TASK REQUIREMENTS >>
The required output is a copy of each line in the material below that includes "Нінко".

INFORMATION SUPPLIED >>
= Beginning of Section =

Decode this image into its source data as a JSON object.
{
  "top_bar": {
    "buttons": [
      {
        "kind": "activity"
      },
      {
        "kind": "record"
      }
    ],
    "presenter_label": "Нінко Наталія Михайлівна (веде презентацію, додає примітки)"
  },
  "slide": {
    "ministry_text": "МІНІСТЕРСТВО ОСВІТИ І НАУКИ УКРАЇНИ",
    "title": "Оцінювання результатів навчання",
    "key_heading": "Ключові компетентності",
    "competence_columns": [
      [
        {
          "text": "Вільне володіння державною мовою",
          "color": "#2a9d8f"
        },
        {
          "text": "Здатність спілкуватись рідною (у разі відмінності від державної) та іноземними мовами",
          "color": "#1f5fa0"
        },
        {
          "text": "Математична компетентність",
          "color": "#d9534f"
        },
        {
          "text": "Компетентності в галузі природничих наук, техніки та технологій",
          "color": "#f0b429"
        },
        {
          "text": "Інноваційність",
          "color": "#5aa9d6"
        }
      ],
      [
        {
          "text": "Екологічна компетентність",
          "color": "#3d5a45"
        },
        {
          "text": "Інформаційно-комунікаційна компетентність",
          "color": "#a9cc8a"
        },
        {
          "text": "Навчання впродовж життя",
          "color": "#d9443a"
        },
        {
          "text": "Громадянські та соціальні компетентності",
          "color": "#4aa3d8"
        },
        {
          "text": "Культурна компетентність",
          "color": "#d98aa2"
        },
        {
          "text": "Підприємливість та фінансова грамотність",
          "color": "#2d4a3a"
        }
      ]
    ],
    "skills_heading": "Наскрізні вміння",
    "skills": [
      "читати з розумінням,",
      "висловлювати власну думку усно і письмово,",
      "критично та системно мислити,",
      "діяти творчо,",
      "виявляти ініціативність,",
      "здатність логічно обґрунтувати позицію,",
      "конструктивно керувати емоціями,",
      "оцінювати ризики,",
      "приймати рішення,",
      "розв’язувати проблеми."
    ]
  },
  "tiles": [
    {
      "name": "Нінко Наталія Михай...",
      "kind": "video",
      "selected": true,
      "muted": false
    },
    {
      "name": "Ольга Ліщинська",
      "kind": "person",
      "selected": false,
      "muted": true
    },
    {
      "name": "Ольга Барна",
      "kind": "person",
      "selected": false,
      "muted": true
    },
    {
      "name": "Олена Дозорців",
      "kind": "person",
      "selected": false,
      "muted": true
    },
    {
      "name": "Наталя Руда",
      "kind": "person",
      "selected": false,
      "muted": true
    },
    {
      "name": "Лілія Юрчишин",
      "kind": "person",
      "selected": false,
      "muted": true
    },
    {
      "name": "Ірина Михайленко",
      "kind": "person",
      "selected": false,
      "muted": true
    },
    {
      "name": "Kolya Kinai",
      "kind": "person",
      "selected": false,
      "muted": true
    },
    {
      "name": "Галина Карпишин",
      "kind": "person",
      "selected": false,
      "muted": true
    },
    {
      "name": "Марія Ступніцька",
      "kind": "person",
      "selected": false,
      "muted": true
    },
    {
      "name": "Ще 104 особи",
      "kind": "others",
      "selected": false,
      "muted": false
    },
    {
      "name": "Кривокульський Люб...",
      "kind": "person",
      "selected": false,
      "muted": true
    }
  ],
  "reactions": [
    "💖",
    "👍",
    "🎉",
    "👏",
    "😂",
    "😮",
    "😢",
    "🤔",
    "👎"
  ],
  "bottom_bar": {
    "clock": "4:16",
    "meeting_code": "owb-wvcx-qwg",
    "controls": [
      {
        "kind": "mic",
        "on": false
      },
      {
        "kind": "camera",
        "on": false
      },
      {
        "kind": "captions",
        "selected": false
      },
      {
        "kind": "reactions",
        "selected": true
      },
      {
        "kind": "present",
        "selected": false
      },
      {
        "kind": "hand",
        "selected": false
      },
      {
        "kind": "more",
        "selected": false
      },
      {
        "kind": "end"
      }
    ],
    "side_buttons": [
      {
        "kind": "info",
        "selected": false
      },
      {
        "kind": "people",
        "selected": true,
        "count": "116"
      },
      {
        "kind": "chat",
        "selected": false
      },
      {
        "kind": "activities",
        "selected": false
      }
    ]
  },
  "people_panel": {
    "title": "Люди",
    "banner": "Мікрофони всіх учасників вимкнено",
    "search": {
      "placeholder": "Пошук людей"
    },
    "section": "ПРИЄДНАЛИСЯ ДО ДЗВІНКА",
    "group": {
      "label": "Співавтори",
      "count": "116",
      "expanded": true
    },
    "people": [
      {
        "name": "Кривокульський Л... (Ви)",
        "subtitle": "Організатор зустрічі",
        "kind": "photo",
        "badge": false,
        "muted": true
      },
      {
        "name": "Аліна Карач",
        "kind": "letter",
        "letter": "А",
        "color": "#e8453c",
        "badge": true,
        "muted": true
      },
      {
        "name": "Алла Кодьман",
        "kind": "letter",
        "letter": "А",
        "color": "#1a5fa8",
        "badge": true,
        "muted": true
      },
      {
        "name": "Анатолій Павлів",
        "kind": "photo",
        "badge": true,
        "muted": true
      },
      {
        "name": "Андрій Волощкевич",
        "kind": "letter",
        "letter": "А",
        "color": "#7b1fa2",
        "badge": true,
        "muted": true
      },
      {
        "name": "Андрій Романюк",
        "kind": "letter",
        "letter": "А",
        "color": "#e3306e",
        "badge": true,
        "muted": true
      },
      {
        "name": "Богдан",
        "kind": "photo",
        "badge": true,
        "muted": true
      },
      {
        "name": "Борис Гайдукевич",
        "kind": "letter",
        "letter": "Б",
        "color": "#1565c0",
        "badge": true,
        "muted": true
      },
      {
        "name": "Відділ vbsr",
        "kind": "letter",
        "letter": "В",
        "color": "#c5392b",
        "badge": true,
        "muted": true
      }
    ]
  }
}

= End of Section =

OUTPUT OF THE TASK >>
    "presenter_label": "Нінко Наталія Михайлівна (веде презентацію, додає примітки)"
      "name": "Нінко Наталія Михай...",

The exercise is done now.